§ DESCRIPTION OF THE TASK
Without any pictures, copy the records below once more, exactly as they are.

________________________________________

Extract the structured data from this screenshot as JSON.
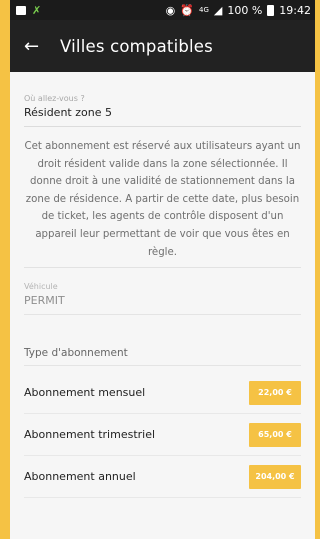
{
  "statusbar": {
    "network": "4G",
    "battery": "100 %",
    "time": "19:42"
  },
  "toolbar": {
    "title": "Villes compatibles"
  },
  "destination": {
    "label": "Où allez-vous ?",
    "value": "Résident zone 5"
  },
  "description": "Cet abonnement est réservé aux utilisateurs ayant un droit résident valide dans la zone sélectionnée. Il donne droit à une validité de stationnement dans la zone de résidence. A partir de cette date, plus besoin de ticket, les agents de contrôle disposent d'un appareil leur permettant de voir que vous êtes en règle.",
  "vehicle": {
    "label": "Véhicule",
    "value": "PERMIT"
  },
  "subscription": {
    "label": "Type d'abonnement",
    "items": [
      {
        "name": "Abonnement mensuel",
        "price": "22,00 €"
      },
      {
        "name": "Abonnement trimestriel",
        "price": "65,00 €"
      },
      {
        "name": "Abonnement annuel",
        "price": "204,00 €"
      }
    ]
  },
  "colors": {
    "accent": "#f5c244",
    "toolbar": "#222222",
    "statusbar": "#1b1b1b"
  }
}
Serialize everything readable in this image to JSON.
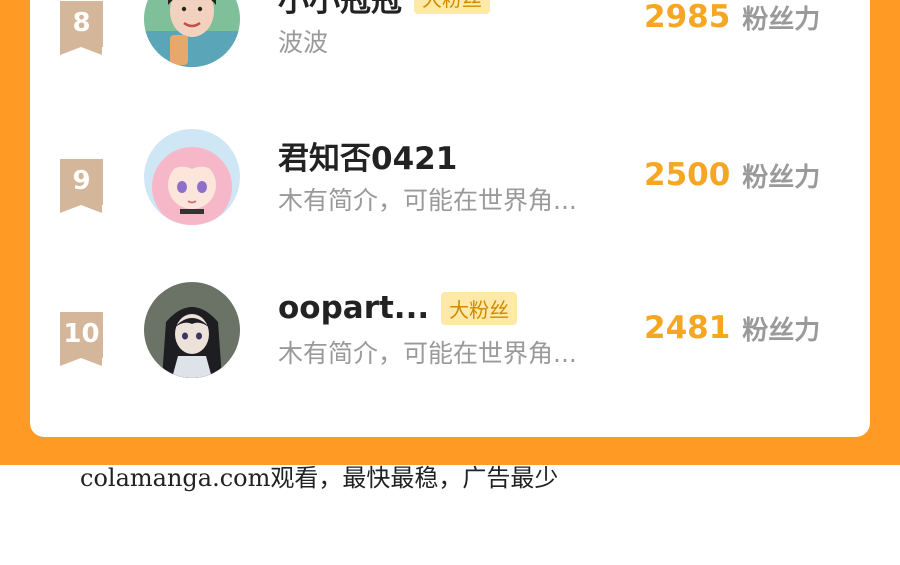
{
  "colors": {
    "accent_orange": "#FF9A24",
    "score_color": "#F5A623",
    "rank_badge": "#D4B79A",
    "fan_badge_bg": "#FFE9A8"
  },
  "list": {
    "score_unit": "粉丝力",
    "rows": [
      {
        "rank": "8",
        "name": "小小冠冠",
        "badge": "大粉丝",
        "desc": "波波",
        "score": "2985",
        "avatar": "photo-avatar"
      },
      {
        "rank": "9",
        "name": "君知否0421",
        "badge": "",
        "desc": "木有简介，可能在世界角...",
        "score": "2500",
        "avatar": "anime-pink-hair-avatar"
      },
      {
        "rank": "10",
        "name": "oopart...",
        "badge": "大粉丝",
        "desc": "木有简介，可能在世界角...",
        "score": "2481",
        "avatar": "anime-dark-hair-avatar"
      }
    ]
  },
  "footer": {
    "text": "colamanga.com观看，最快最稳，广告最少"
  }
}
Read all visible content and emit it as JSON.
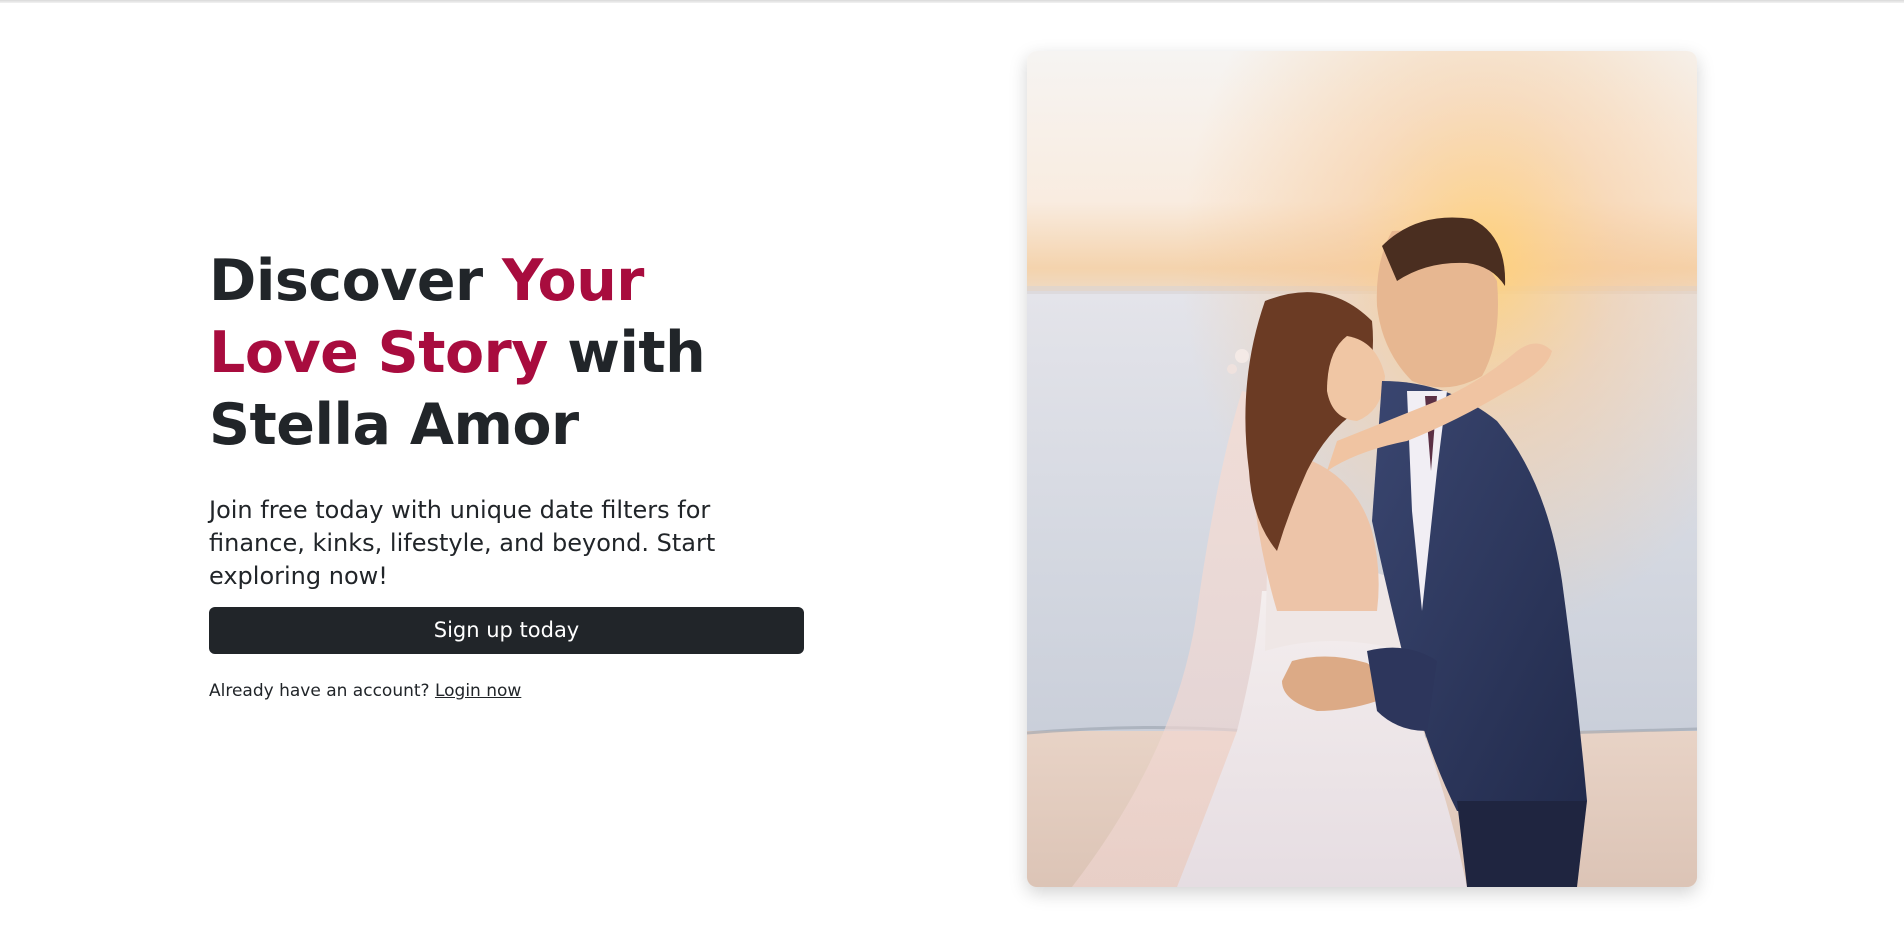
{
  "hero": {
    "headline_part1": "Discover ",
    "headline_accent": "Your Love Story",
    "headline_part2": " with Stella Amor",
    "subtitle": "Join free today with unique date filters for finance, kinks, lifestyle, and beyond. Start exploring now!",
    "signup_label": "Sign up today",
    "login_prompt": "Already have an account?",
    "login_link": "Login now"
  },
  "photo": {
    "icon": "wedding-couple-photo"
  },
  "colors": {
    "accent": "#a80c3e",
    "dark": "#212529",
    "background": "#ffffff"
  }
}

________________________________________

§ RESULT BELOW
Extract the structured data from this screenshot as JSON.
{
  "statusbar": {
    "network": "4G",
    "battery": "100 %",
    "time": "19:42"
  },
  "toolbar": {
    "title": "Villes compatibles"
  },
  "destination": {
    "label": "Où allez-vous ?",
    "value": "Résident zone 5"
  },
  "description": "Cet abonnement est réservé aux utilisateurs ayant un droit résident valide dans la zone sélectionnée. Il donne droit à une validité de stationnement dans la zone de résidence. A partir de cette date, plus besoin de ticket, les agents de contrôle disposent d'un appareil leur permettant de voir que vous êtes en règle.",
  "vehicle": {
    "label": "Véhicule",
    "value": "PERMIT"
  },
  "subscription": {
    "label": "Type d'abonnement",
    "items": [
      {
        "name": "Abonnement mensuel",
        "price": "22,00 €"
      },
      {
        "name": "Abonnement trimestriel",
        "price": "65,00 €"
      },
      {
        "name": "Abonnement annuel",
        "price": "204,00 €"
      }
    ]
  },
  "colors": {
    "accent": "#f5c244",
    "toolbar": "#222222",
    "statusbar": "#1b1b1b"
  }
}
Serialize everything readable in this image to JSON.
{
  "colors": {
    "accent_orange": "#FF9A24",
    "score_color": "#F5A623",
    "rank_badge": "#D4B79A",
    "fan_badge_bg": "#FFE9A8"
  },
  "list": {
    "score_unit": "粉丝力",
    "rows": [
      {
        "rank": "8",
        "name": "小小冠冠",
        "badge": "大粉丝",
        "desc": "波波",
        "score": "2985",
        "avatar": "photo-avatar"
      },
      {
        "rank": "9",
        "name": "君知否0421",
        "badge": "",
        "desc": "木有简介，可能在世界角...",
        "score": "2500",
        "avatar": "anime-pink-hair-avatar"
      },
      {
        "rank": "10",
        "name": "oopart...",
        "badge": "大粉丝",
        "desc": "木有简介，可能在世界角...",
        "score": "2481",
        "avatar": "anime-dark-hair-avatar"
      }
    ]
  },
  "footer": {
    "text": "colamanga.com观看，最快最稳，广告最少"
  }
}
Read all visible content and emit it as JSON.
{
  "hero": {
    "headline_part1": "Discover ",
    "headline_accent": "Your Love Story",
    "headline_part2": " with Stella Amor",
    "subtitle": "Join free today with unique date filters for finance, kinks, lifestyle, and beyond. Start exploring now!",
    "signup_label": "Sign up today",
    "login_prompt": "Already have an account?",
    "login_link": "Login now"
  },
  "photo": {
    "icon": "wedding-couple-photo"
  },
  "colors": {
    "accent": "#a80c3e",
    "dark": "#212529",
    "background": "#ffffff"
  }
}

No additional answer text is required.